AFter Grigg moved his firm to another location, however, subsequent owners did enlarge what he'd built in 1933.

Even if there isn't a fine it has cost the owner plenty by sitting empty for all these months. Getting the right design is more important. The next owner who thinks that losing 6-8 months rent is a significant hit will view this as a cautionary tale to be sure

After giving me a hard time all day, the 1920 Sanborn Fire Insurance Map just deigned to download.
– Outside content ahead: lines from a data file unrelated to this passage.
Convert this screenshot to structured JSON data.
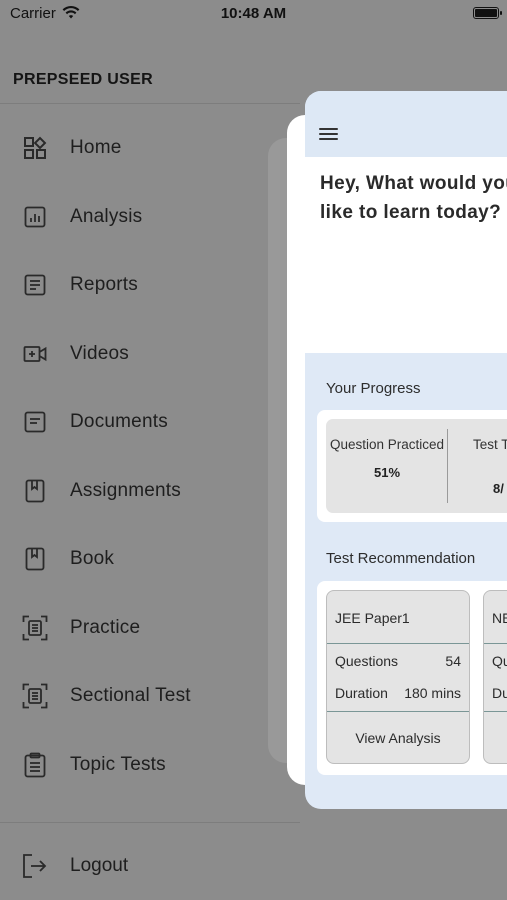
{
  "status_bar": {
    "carrier": "Carrier",
    "time": "10:48 AM"
  },
  "drawer": {
    "title": "PREPSEED USER",
    "items": [
      {
        "label": "Home",
        "icon": "home-grid-icon"
      },
      {
        "label": "Analysis",
        "icon": "analysis-chart-icon"
      },
      {
        "label": "Reports",
        "icon": "reports-document-icon"
      },
      {
        "label": "Videos",
        "icon": "video-icon"
      },
      {
        "label": "Documents",
        "icon": "documents-icon"
      },
      {
        "label": "Assignments",
        "icon": "assignments-book-icon"
      },
      {
        "label": "Book",
        "icon": "book-icon"
      },
      {
        "label": "Practice",
        "icon": "practice-scan-icon"
      },
      {
        "label": "Sectional Test",
        "icon": "sectional-test-scan-icon"
      },
      {
        "label": "Topic Tests",
        "icon": "clipboard-icon"
      }
    ],
    "logout_label": "Logout"
  },
  "main": {
    "greeting": "Hey, What would you like to learn today?",
    "progress": {
      "label": "Your Progress",
      "col1_title": "Question Practiced",
      "col1_value": "51%",
      "col2_title": "Test T",
      "col2_value": "8/"
    },
    "recommendation": {
      "label": "Test Recommendation",
      "card1": {
        "name": "JEE Paper1",
        "questions_label": "Questions",
        "questions_value": "54",
        "duration_label": "Duration",
        "duration_value": "180 mins",
        "button": "View Analysis"
      },
      "card2": {
        "name": "NE",
        "questions_label": "Qu",
        "duration_label": "Du"
      }
    }
  }
}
In the location of Milton Grigg's 1933 HQ immediately west of 9th Street on West Main, it shows a tall, skinny, two-story wood-frame building -- in other words, something appropriate to the place and time and completely irrelevant to what Milton Grigg designed and built on the site 13 years later.

The handsome little building that many remember as home to Back Alley Disk was designed and built by nationally prominent architect and preservationist Milton LaTour Grigg (1905-1982)in 1933. It served as his office until the 1970s. Floyd E. Johnson, who would establish a distinguished career of his own, was Grigg's partner from 1937 to 1941.

Milton Grigg's life and career, which touched every corner of Charlottesville and Albemarle County, are showcased in the current issue of Magazine of Albemarle County History (the annual publication of the Albemarle Charlottesville Historical Society). Along with many other illustrations, that package of food for preservation thought includes a photograph Grigg himself took of his first headquarters in the 1960s.

I love that we never want to modernize. I keep wondering when slavery is coming back to this village. After all, TJ had slaves and he was always right. Right?

I guess the lack of modernizing explains why 70% of the people on the mall smoke. Nothing like a cig every 10 minutes to perk you right up.

Why did the city remove the canopy covers that were collapsing on the abandoned/empty big buildings attached to Wachovia? Did one of them fall and injure a pedestrian? Oh well. It pains me to see those historic rusty chunks of metal gone. Can we sue?

Dumb me, not the Paramount, the Regal. Don't know what I was thinking there and of course I only noticed as my post popped up.

Jim, there would have been nothing to "drag on so long" had Mr Gieck not destroyed the facade of the building with malice aforethought. Blame the perpetrator, not the governing body that has to help clean up the mess he made.

CC, point taken regarding Ashley Cooper. But there's enough conflict of interest among the BAR members alone to insure that their decisions will always be toothless. Architects aren't going to be too brave if they're worrying about their future commissions from business owners and developers.

There is no doubt that the BAR involvment plays a significant role whenever any business considers opening up downtown. It also plays a big role whenever anyone is thinking of buying real estate there also.

THe board should strive to appear MORE than fair and transpaerent in all its dealings.


I see your point but that's not where my argument stems. I'm sure that given hindsight the facade never would have been destroyed. But he has paid plenty for doing it, and is definitely an example of a good reason not to jump the gun altering any facade downtown. That cautionary tale to future downtown business owners is well documented. It seems it would be in the best interest of most of us not having arguments about it on the internet to get it over with as quickly as possible.

What of the fine, did that ever happen? If not, why?

I agree with Ms Brennan, that Mr Gieck should have been made to restore what he destroyed. While I understand what the BAR is trying to do here, they run the risk of being seen as too wishy-washy. That's the last thing we need need in a town full of "intellectual hatin'" black & white thinking property rights nuts.

I suspect this was a difference of opinion between preservationists and designers. Property owners know they have a good chance of going before the BAR and coming away with a soft tap on the wrist. There needs to be a predictably hard fine and immediate restoration of facade. Every single time.

What's the point of all these ordinances if you aren't going to enforce them . I agree, what about the fine? We need to make people, like Joe Gieck, pay a substantial sum to discourage others from doing this-they know better.